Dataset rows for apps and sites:
=== Begin Enclosure ===

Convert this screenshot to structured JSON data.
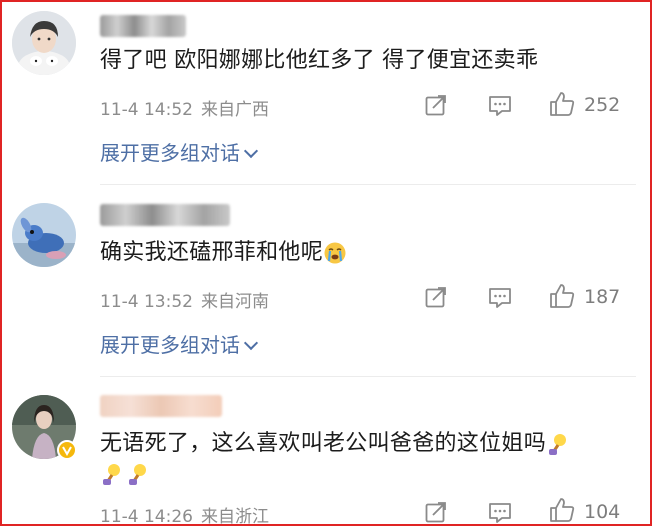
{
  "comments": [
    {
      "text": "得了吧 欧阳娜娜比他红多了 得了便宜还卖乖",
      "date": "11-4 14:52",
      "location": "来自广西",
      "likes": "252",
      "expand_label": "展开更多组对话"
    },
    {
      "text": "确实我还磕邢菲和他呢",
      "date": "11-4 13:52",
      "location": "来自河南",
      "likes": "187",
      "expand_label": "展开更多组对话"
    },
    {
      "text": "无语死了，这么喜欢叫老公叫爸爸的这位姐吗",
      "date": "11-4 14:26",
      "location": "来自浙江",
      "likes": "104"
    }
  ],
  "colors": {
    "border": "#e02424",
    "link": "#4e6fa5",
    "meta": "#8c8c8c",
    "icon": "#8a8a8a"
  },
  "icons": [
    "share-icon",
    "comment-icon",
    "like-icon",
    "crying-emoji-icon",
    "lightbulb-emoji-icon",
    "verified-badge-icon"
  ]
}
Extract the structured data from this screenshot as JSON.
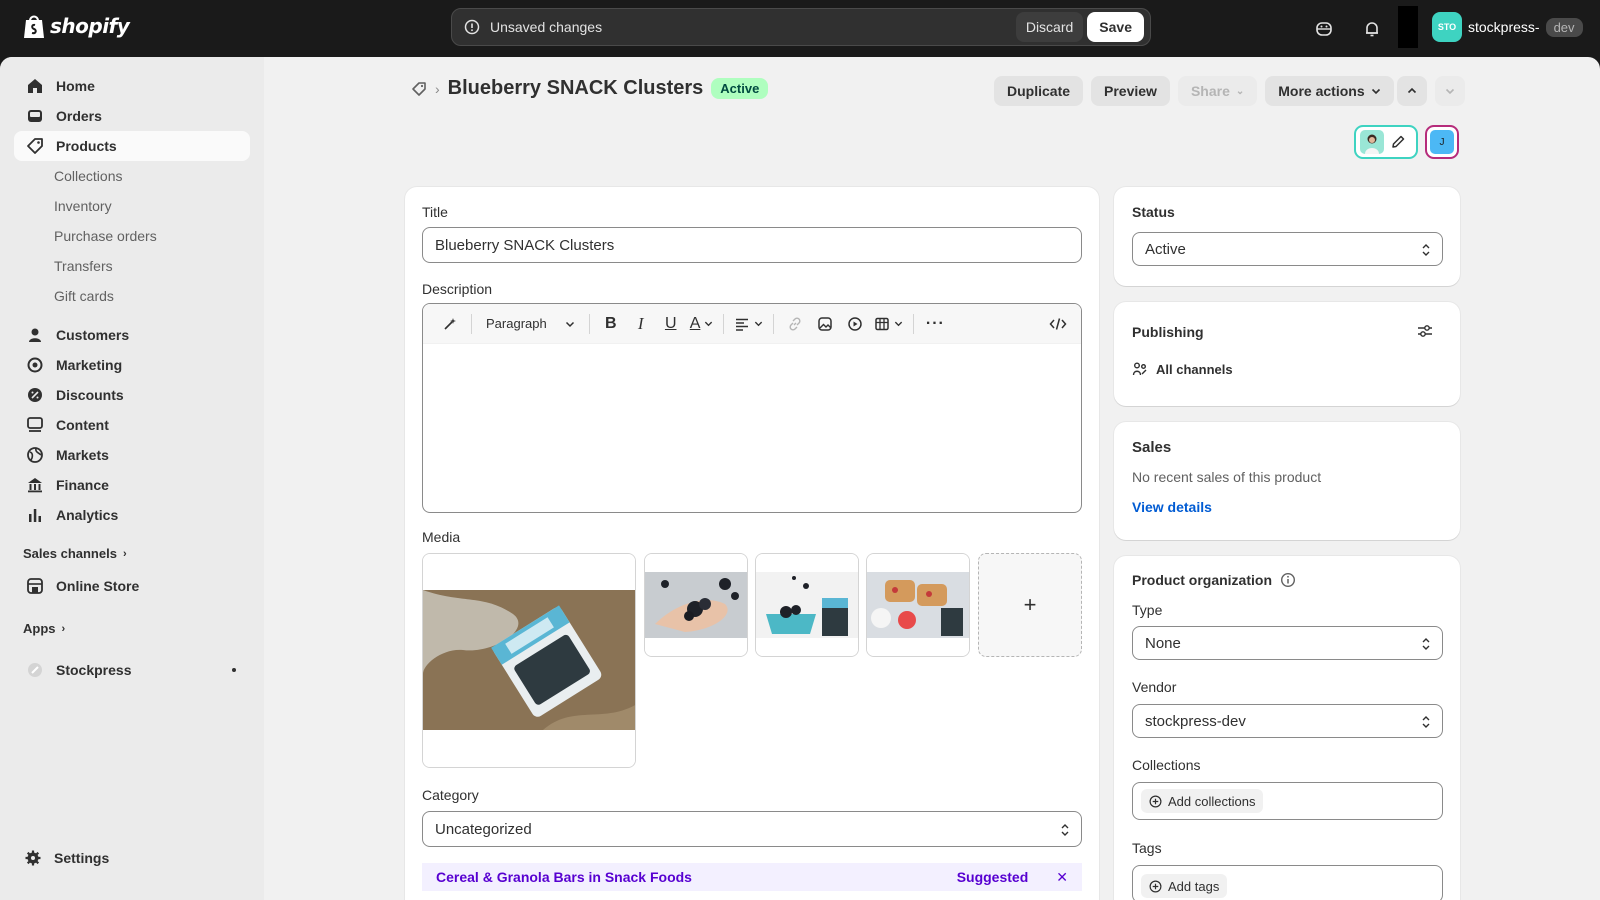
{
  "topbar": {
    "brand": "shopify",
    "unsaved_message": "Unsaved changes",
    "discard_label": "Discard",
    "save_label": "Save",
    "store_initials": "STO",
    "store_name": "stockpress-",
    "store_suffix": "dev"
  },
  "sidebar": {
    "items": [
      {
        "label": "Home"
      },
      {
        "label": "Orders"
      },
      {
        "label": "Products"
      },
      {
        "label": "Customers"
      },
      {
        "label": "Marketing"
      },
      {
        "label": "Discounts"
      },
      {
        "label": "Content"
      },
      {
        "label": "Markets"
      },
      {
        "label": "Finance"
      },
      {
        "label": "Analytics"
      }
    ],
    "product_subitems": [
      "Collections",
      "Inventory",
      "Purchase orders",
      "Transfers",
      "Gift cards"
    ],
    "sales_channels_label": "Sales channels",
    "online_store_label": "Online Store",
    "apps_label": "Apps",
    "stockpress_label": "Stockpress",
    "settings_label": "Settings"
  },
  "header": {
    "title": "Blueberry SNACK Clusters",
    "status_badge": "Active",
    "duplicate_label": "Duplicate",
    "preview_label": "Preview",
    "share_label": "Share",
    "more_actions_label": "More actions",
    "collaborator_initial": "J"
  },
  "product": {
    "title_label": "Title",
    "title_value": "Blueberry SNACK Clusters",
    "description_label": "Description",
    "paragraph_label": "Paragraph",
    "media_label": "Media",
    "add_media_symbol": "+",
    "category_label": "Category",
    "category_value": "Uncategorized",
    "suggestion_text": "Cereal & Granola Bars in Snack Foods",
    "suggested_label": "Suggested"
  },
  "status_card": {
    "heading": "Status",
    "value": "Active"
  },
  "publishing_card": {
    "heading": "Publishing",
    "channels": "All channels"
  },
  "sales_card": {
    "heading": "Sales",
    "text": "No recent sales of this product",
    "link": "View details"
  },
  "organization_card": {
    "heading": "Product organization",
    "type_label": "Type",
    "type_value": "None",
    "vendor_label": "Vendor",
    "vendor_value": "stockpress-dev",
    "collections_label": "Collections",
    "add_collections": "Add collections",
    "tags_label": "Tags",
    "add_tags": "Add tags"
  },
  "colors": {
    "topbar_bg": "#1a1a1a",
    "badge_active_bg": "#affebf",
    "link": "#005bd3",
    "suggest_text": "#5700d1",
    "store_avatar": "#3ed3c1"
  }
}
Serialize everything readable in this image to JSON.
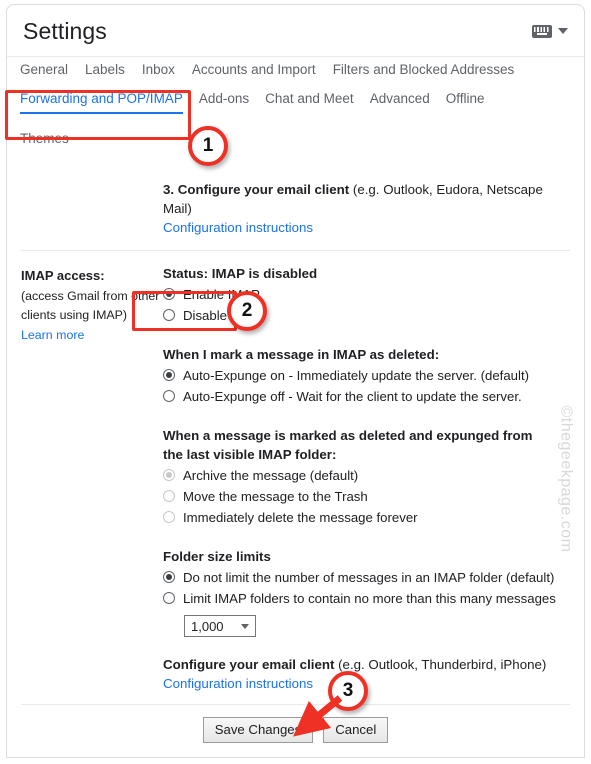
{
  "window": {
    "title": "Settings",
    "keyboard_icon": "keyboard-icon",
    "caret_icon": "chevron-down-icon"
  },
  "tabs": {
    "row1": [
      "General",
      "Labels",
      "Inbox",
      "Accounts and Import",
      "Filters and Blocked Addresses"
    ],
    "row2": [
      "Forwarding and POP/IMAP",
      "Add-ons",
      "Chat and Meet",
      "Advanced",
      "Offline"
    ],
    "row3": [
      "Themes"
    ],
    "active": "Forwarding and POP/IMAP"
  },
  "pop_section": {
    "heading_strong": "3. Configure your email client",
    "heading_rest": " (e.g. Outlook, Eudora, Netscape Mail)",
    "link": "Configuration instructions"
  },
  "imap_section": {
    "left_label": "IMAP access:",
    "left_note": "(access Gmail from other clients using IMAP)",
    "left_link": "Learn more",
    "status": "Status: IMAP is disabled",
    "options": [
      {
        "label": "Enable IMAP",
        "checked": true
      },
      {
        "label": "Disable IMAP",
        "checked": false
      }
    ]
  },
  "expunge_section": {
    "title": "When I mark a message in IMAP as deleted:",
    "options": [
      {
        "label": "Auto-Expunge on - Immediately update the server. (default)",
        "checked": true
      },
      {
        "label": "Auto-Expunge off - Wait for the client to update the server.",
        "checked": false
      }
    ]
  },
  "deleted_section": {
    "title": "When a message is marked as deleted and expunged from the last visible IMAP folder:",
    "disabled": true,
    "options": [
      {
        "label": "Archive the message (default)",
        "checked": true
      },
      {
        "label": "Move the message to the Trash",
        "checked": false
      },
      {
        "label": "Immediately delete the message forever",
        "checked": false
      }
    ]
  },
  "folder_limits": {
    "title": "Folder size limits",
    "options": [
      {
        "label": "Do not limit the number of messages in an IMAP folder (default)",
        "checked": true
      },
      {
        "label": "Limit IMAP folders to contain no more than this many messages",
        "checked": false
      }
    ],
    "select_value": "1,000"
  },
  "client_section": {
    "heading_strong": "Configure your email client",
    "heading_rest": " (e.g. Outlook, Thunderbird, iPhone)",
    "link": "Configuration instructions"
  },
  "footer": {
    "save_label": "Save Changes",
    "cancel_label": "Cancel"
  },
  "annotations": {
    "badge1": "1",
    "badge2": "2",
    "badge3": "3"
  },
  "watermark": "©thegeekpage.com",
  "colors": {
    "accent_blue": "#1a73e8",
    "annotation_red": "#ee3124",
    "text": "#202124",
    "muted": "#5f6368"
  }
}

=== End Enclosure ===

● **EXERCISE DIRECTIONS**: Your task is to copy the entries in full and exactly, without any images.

● **RESPONSE**:
Convert this screenshot to structured JSON data.
{
  "comments": [
    {
      "text": "得了吧 欧阳娜娜比他红多了 得了便宜还卖乖",
      "date": "11-4 14:52",
      "location": "来自广西",
      "likes": "252",
      "expand_label": "展开更多组对话"
    },
    {
      "text": "确实我还磕邢菲和他呢",
      "date": "11-4 13:52",
      "location": "来自河南",
      "likes": "187",
      "expand_label": "展开更多组对话"
    },
    {
      "text": "无语死了，这么喜欢叫老公叫爸爸的这位姐吗",
      "date": "11-4 14:26",
      "location": "来自浙江",
      "likes": "104"
    }
  ],
  "colors": {
    "border": "#e02424",
    "link": "#4e6fa5",
    "meta": "#8c8c8c",
    "icon": "#8a8a8a"
  },
  "icons": [
    "share-icon",
    "comment-icon",
    "like-icon",
    "crying-emoji-icon",
    "lightbulb-emoji-icon",
    "verified-badge-icon"
  ]
}
Extract the structured data from this screenshot as JSON.
{
  "topbar": {
    "brand": "shopify",
    "unsaved_message": "Unsaved changes",
    "discard_label": "Discard",
    "save_label": "Save",
    "store_initials": "STO",
    "store_name": "stockpress-",
    "store_suffix": "dev"
  },
  "sidebar": {
    "items": [
      {
        "label": "Home"
      },
      {
        "label": "Orders"
      },
      {
        "label": "Products"
      },
      {
        "label": "Customers"
      },
      {
        "label": "Marketing"
      },
      {
        "label": "Discounts"
      },
      {
        "label": "Content"
      },
      {
        "label": "Markets"
      },
      {
        "label": "Finance"
      },
      {
        "label": "Analytics"
      }
    ],
    "product_subitems": [
      "Collections",
      "Inventory",
      "Purchase orders",
      "Transfers",
      "Gift cards"
    ],
    "sales_channels_label": "Sales channels",
    "online_store_label": "Online Store",
    "apps_label": "Apps",
    "stockpress_label": "Stockpress",
    "settings_label": "Settings"
  },
  "header": {
    "title": "Blueberry SNACK Clusters",
    "status_badge": "Active",
    "duplicate_label": "Duplicate",
    "preview_label": "Preview",
    "share_label": "Share",
    "more_actions_label": "More actions",
    "collaborator_initial": "J"
  },
  "product": {
    "title_label": "Title",
    "title_value": "Blueberry SNACK Clusters",
    "description_label": "Description",
    "paragraph_label": "Paragraph",
    "media_label": "Media",
    "add_media_symbol": "+",
    "category_label": "Category",
    "category_value": "Uncategorized",
    "suggestion_text": "Cereal & Granola Bars in Snack Foods",
    "suggested_label": "Suggested"
  },
  "status_card": {
    "heading": "Status",
    "value": "Active"
  },
  "publishing_card": {
    "heading": "Publishing",
    "channels": "All channels"
  },
  "sales_card": {
    "heading": "Sales",
    "text": "No recent sales of this product",
    "link": "View details"
  },
  "organization_card": {
    "heading": "Product organization",
    "type_label": "Type",
    "type_value": "None",
    "vendor_label": "Vendor",
    "vendor_value": "stockpress-dev",
    "collections_label": "Collections",
    "add_collections": "Add collections",
    "tags_label": "Tags",
    "add_tags": "Add tags"
  },
  "colors": {
    "topbar_bg": "#1a1a1a",
    "badge_active_bg": "#affebf",
    "link": "#005bd3",
    "suggest_text": "#5700d1",
    "store_avatar": "#3ed3c1"
  }
}
Serialize everything readable in this image to JSON.
{
  "window": {
    "title": "Settings",
    "keyboard_icon": "keyboard-icon",
    "caret_icon": "chevron-down-icon"
  },
  "tabs": {
    "row1": [
      "General",
      "Labels",
      "Inbox",
      "Accounts and Import",
      "Filters and Blocked Addresses"
    ],
    "row2": [
      "Forwarding and POP/IMAP",
      "Add-ons",
      "Chat and Meet",
      "Advanced",
      "Offline"
    ],
    "row3": [
      "Themes"
    ],
    "active": "Forwarding and POP/IMAP"
  },
  "pop_section": {
    "heading_strong": "3. Configure your email client",
    "heading_rest": " (e.g. Outlook, Eudora, Netscape Mail)",
    "link": "Configuration instructions"
  },
  "imap_section": {
    "left_label": "IMAP access:",
    "left_note": "(access Gmail from other clients using IMAP)",
    "left_link": "Learn more",
    "status": "Status: IMAP is disabled",
    "options": [
      {
        "label": "Enable IMAP",
        "checked": true
      },
      {
        "label": "Disable IMAP",
        "checked": false
      }
    ]
  },
  "expunge_section": {
    "title": "When I mark a message in IMAP as deleted:",
    "options": [
      {
        "label": "Auto-Expunge on - Immediately update the server. (default)",
        "checked": true
      },
      {
        "label": "Auto-Expunge off - Wait for the client to update the server.",
        "checked": false
      }
    ]
  },
  "deleted_section": {
    "title": "When a message is marked as deleted and expunged from the last visible IMAP folder:",
    "disabled": true,
    "options": [
      {
        "label": "Archive the message (default)",
        "checked": true
      },
      {
        "label": "Move the message to the Trash",
        "checked": false
      },
      {
        "label": "Immediately delete the message forever",
        "checked": false
      }
    ]
  },
  "folder_limits": {
    "title": "Folder size limits",
    "options": [
      {
        "label": "Do not limit the number of messages in an IMAP folder (default)",
        "checked": true
      },
      {
        "label": "Limit IMAP folders to contain no more than this many messages",
        "checked": false
      }
    ],
    "select_value": "1,000"
  },
  "client_section": {
    "heading_strong": "Configure your email client",
    "heading_rest": " (e.g. Outlook, Thunderbird, iPhone)",
    "link": "Configuration instructions"
  },
  "footer": {
    "save_label": "Save Changes",
    "cancel_label": "Cancel"
  },
  "annotations": {
    "badge1": "1",
    "badge2": "2",
    "badge3": "3"
  },
  "watermark": "©thegeekpage.com",
  "colors": {
    "accent_blue": "#1a73e8",
    "annotation_red": "#ee3124",
    "text": "#202124",
    "muted": "#5f6368"
  }
}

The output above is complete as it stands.